"May our actions turn the Wheel of the Dharma."
Vairochana Buddha, "The All-Encompassing One," represents the culmination of all Buddha characteristics. Always expounding the Dharma, His hands are held in the Dharmachakra mudra gesture of teaching. this page is dedicated to providing resources for your study of Buddhism.
“Do not believe in anything
Because you have heard it.
Do not believe in traditions
Because they have been handed down for many generations.
Do not believe in anything
Because it is spoken and rumored by many.
Do not believe in anything (simply)
Because it is found written in your religious books
Do not believe in anything merely
On the authority of your teachers and elders.
But after observation and analysis when you find that
Anything agrees with reason and is conducive
To the good and benefit of one and all then accept it and live up to it.”
Words of the Buddha Kalama Sutta.
In this article Dr. Haneda, Head of the Maida Center, elaborates on his spiritual path. His recommendation is that if we want to know Buddhism, we need to develop an attitude of a broad and empty mind that is "not trapped by superficial labels and identities."
The Buddhist Handbook by Snelling is an excellent general introduction to the various teachings of the different schools of Buddhism. Reverend Elia welcomes the opportunity to assist those who are studying the book. Assistance is in the form of email commentary, questions, and answers. This mentor arrangement is free of cost except for the purchase of the book. For further information email.
Armstrong, Karen. Buddha. New York: Penguin Books, 2004. Armstrong has woven early scriptures, later biographies and the cultural landscape of the 6th century B.C.E., into one of the most readable biographies of the historic Buddha.

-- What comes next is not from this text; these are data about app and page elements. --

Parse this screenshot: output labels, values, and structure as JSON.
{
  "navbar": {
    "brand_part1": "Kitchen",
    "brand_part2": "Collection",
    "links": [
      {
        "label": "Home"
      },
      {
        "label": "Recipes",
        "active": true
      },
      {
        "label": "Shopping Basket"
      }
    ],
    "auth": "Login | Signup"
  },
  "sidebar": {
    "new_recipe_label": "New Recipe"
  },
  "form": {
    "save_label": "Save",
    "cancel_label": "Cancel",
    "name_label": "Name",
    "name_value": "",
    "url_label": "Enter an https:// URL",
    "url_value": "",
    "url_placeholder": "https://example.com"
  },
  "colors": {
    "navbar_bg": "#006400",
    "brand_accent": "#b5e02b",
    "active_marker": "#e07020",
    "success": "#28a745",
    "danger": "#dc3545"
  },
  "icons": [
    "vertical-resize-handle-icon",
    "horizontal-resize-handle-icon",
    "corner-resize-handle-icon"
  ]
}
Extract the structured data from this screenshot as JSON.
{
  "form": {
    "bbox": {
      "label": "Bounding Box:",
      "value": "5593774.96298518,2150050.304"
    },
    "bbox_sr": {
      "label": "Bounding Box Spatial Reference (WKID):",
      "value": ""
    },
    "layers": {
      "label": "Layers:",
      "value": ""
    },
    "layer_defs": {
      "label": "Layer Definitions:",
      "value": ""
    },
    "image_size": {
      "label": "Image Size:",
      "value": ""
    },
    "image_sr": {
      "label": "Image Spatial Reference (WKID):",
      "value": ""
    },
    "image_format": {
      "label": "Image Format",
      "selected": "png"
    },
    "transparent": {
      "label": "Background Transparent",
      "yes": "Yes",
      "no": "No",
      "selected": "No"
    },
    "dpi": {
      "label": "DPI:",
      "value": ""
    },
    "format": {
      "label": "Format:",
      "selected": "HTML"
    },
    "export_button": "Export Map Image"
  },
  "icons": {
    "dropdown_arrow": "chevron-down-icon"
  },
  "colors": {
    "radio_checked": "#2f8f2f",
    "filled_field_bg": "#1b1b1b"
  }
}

Batchelor, Stephen. Buddhism Without Beliefs. Contemporary Guide to Awakening. New York, N.Y., Riverhead Books, 1997. This book "de-mythologizes" Buddhism and presents it as a philosophy or way of life stripped of the trappings of religion. The teachings of the Buddha can stand on their own without religion.
Fields, Rick. How the Swans Came to the Lake. Shambhala; 3 Rev Upd edition July 7, 1992. This is a detailed history of the development of Buddhism in America. Fields is an excellent story teller.
Kohn, Michael H., trans. A Concise Dictionary of Buddhism and Zen. Shambala Publications, Boston, MA, 2010. This compact dictionary has over fifteen hundred entries of Buddhist terms and concepts: a useful tool for your library.
Tenzin Gyatso, the 14th Dalai Lama. Essence of the Heart Sutra. Summerville, MA, Wisdom Publications, 2005. "The Heart Sutra," only one page in length, is the core of Buddhist philosophy. The Dalai Lama's line by line commentary on this most important Sutra is highly recommended as part of your developing understanding of Buddhism and the concept of "emptiness."
Reverend Michael Elia, Site Steward